CSO was commissioned to design an amenity center to serve Parkwood Crossing in order to invigorate the workplace experience for tenants by offering enhanced opportunities for food service, meeting spaces, as well as indoor and outdoor fitness. The location and orientation of the building provides visitors with a peaceful and regenerative connection with the adjacent lake. PARC includes a concierge, dining facilities, a 6,000 square foot fitness center, cyber café, conference rooms, a bike share option, and collaborative spaces available to all tenants located in Parkwood Crossing.
The design concept was organized so that the “service” functions are oriented to the west side of the building, acting as a thermal and visual buffer from western sun/wind exposure and views of the large parking field. This allows the “people spaces” – the cyber café, meeting areas, and lounge spaces – to take advantage of water views and a tranquil, shaded outdoor deck. This organization is architecturally expressed through the use of a continuous stone wall plane that bisects the building into solid and void volumes. The exterior utilizes natural materials including glass, concrete, stone, wood, and colored stainless steel “shingles” which project an urban feeling.

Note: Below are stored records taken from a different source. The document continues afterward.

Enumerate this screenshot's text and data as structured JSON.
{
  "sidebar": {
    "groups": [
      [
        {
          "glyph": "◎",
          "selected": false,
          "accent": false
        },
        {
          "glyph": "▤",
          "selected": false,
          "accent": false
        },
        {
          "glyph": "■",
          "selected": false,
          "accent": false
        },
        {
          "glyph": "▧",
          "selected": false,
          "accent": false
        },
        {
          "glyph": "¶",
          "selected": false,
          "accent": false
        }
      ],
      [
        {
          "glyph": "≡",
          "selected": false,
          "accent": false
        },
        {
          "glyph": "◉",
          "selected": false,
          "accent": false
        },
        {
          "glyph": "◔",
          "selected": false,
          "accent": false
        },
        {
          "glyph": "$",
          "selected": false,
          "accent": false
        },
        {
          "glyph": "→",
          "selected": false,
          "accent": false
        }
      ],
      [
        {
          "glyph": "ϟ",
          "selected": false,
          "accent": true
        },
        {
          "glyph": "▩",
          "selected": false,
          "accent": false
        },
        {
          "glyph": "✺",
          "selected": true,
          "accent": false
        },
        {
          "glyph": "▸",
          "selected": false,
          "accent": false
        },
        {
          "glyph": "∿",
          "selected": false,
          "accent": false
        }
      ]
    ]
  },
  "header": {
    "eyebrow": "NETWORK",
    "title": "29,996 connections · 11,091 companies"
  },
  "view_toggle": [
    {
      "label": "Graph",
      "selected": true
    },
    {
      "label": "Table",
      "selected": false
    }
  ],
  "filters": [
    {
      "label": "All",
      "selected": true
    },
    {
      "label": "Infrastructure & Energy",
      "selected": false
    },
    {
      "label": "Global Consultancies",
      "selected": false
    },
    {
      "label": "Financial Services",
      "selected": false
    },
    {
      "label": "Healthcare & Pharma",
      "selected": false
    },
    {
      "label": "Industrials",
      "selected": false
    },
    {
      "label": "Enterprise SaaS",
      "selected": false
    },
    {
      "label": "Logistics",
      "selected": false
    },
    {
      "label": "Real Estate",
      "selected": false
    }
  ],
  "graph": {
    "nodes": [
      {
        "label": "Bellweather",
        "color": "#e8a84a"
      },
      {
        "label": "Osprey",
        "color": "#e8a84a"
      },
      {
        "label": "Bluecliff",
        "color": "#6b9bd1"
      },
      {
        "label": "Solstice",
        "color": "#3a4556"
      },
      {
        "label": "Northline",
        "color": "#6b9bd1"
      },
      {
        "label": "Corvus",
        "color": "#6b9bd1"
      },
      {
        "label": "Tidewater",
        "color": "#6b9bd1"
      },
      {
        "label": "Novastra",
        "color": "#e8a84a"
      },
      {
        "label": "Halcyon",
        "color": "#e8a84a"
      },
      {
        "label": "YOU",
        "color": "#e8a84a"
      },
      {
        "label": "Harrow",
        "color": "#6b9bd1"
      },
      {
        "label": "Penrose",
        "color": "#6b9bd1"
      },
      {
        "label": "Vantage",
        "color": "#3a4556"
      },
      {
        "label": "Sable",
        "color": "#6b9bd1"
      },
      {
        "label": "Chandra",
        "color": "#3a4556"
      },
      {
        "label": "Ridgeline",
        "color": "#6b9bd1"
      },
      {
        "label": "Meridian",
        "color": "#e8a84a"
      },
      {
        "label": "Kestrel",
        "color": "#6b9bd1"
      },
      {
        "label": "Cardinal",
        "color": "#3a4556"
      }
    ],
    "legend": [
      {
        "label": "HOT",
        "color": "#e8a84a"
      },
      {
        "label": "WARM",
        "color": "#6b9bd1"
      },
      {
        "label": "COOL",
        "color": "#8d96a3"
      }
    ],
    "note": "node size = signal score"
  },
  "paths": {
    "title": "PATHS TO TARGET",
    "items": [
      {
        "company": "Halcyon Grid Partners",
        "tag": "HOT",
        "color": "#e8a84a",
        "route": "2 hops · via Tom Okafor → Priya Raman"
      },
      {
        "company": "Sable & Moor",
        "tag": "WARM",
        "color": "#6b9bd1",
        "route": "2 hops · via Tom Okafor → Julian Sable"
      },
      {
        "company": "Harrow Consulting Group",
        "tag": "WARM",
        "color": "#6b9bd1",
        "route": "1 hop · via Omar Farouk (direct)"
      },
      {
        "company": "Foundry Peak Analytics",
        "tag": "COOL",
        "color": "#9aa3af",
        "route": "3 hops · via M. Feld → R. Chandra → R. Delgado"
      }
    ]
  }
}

The interior design is focused on natural light, flexibility, openness, and durability. The carpet, tile, and polished concrete co-exist nicely, providing a soothing accent to those seeking respite, nourishment, or the opportunity for exercise. The diverse seating options provide solutions for a wide variety of personal interactions while allowing for unique experiences and vantage points for visitors. The 14,000 square foot state-of-the-art amenity center goes a long way toward improving the daily workplace experience of the Parkwood Crossing business community.
Beginning with experienced chefs and food service teams, the goal was to bring enhanced experiences including better meals, better catering options, and expanding course options to include learning home living skills, meal and food prep, and world food cultures. To support that goal, IU needed a new facility for catering that included cooking, baking, refrigeration and freezer storage, dishwashing, assembly and prep areas, and a full working kitchen.
Attached to the working kitchen, a student learning space with 5 team learning stations creates a classroom for approximately 20 to 25 students for demonstrations and hands on learning – similar to that found in a culinary program or school. All students can observe the work in the classroom, which is also equipped with video capabilities for recording and distance learning.
The design implementation challenges included the constraints of the space in a 1952 six-story residential dormitory building. Special skill was required to include seven exhaust hoods and make-up air equipment in an existing limited first floor space, with dormitory spaces above. The geometry of the available areas, a raised concrete floor area in the middle of the proposed kitchen, and the limits of the structural grid required a unique approach for the plan and equipment layouts. Through collaboration by team members and University staff, the project succeeded in meeting the working needs of the catering staff, despite the limits.
The facility is a teaching facility as well as a student dining venue. The design of Marriott Hall recalls the “quintessential Purdue style” of dark red brick and tile roof found on adjacent academic halls, while providing a more open and inviting transparent façade on State Street. The interior features a two-story dining space with a coffee bar and two student-operated restaurants: The John Purdue Room, a fine-dining restaurant in which students prepare and serve the food and manage the kitchen and dining room, and The Boiler Bistro, a quick-service restaurant where the food is cooked to order. These spaces are supported by the Teaching Kitchen, which functions as a lab as well as the main kitchen preparation area for the facility. A 95-seat demonstration hall consists of a lecture room with a kitchen that is used to teach cooking classes.